The impact of income on continued childbearing across educational groups. A Longitudinal register-based study of Sweden
Ernesto Silva, Lund University
Martin Dribe, Lund University

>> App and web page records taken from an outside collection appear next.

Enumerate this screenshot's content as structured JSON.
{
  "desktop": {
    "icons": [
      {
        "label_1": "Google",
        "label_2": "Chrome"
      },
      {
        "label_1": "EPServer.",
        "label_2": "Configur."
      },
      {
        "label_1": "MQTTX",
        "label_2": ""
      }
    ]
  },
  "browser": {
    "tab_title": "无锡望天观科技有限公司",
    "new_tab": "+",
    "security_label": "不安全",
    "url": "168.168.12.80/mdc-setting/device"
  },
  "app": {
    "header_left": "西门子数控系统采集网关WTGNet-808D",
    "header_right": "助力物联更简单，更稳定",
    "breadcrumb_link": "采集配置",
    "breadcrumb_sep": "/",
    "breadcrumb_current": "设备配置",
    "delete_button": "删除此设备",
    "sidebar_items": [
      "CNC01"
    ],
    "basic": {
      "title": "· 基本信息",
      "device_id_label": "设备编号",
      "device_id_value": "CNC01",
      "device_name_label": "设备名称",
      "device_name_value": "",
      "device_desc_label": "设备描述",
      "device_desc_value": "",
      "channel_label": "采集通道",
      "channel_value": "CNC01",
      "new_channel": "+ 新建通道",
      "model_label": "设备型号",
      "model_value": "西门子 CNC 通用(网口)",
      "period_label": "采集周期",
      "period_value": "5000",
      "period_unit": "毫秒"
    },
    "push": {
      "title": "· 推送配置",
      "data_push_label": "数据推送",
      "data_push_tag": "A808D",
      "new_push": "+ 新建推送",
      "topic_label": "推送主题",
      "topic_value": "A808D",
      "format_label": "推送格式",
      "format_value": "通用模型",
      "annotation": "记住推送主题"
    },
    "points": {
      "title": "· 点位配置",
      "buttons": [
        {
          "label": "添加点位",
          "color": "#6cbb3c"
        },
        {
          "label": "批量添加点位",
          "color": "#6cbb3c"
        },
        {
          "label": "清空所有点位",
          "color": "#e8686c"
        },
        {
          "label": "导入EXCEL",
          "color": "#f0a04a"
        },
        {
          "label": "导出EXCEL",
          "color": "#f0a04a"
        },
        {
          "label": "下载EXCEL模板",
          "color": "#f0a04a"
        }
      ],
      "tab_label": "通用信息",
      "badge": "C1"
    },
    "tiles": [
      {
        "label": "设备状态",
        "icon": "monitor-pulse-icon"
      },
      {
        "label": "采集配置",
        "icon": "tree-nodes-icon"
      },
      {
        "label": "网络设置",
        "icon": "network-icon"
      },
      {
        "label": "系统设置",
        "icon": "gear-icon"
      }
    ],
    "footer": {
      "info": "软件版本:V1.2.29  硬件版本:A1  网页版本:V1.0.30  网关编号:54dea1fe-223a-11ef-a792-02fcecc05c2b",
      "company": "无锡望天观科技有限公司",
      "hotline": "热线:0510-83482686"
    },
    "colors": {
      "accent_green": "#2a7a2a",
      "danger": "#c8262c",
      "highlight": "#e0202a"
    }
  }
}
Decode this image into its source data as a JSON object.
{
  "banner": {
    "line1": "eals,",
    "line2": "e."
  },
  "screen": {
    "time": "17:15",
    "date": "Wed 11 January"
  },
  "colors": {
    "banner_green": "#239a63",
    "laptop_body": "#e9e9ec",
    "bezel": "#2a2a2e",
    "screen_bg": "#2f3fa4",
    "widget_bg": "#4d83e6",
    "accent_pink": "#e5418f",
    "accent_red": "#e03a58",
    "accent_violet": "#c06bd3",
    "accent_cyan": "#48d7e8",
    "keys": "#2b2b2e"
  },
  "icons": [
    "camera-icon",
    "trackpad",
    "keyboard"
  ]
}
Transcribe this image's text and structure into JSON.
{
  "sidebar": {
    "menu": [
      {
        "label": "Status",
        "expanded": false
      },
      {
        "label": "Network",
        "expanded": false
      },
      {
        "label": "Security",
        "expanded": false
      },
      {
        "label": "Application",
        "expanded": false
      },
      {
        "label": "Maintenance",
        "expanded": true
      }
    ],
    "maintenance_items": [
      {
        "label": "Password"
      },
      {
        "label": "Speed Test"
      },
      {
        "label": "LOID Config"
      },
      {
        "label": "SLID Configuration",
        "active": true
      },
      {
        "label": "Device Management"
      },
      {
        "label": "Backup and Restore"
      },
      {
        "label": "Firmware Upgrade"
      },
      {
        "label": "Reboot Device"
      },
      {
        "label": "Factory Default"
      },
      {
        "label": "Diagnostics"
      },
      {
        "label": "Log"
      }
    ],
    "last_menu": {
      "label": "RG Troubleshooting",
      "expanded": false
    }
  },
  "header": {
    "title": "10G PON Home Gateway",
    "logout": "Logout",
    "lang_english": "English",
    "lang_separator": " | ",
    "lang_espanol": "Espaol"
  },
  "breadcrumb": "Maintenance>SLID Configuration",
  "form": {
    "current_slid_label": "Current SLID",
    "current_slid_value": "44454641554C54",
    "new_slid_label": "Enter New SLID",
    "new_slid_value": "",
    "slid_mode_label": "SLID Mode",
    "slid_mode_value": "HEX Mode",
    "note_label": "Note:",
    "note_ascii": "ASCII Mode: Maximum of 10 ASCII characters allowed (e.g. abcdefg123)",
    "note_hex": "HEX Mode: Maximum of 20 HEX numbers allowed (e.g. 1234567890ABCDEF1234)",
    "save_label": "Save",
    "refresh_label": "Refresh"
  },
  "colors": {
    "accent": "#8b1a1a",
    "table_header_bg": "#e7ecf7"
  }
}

In this paper we study the impact of income on continued childbearing using longitudinal data for Sweden from 1990 to 2005. We analyze how couple income, and the share of that income that is held by women, affects the risk of giving birth, considering also differences by parity and educational attainment. Our results indicate an overall positive impact of income on continued childbearing, which should not come as a surprise considering the Swedish welfare policies affecting the opportunity costs of children. The pattern tends to be strongest for the transition to the second birth with no big differences across educational categories. On the other hand, the relationship tends to be reversed for the fourth births, but selection effects cannot be dismissed. Another finding, which might be at odds with some of the theoretical literature on family economics, is a positive impact of women’s share of household income on the probability of having a birth. A suitable explanation for this could be given by the double veto hypothesis. Assuming that every member of the couple has a veto option when it comes to childbearing plans, then, if women are more likely to want another birth, greater bargaining power would allow them to override the veto power of their partners.
Presented in Session 18: Economics and labor market issues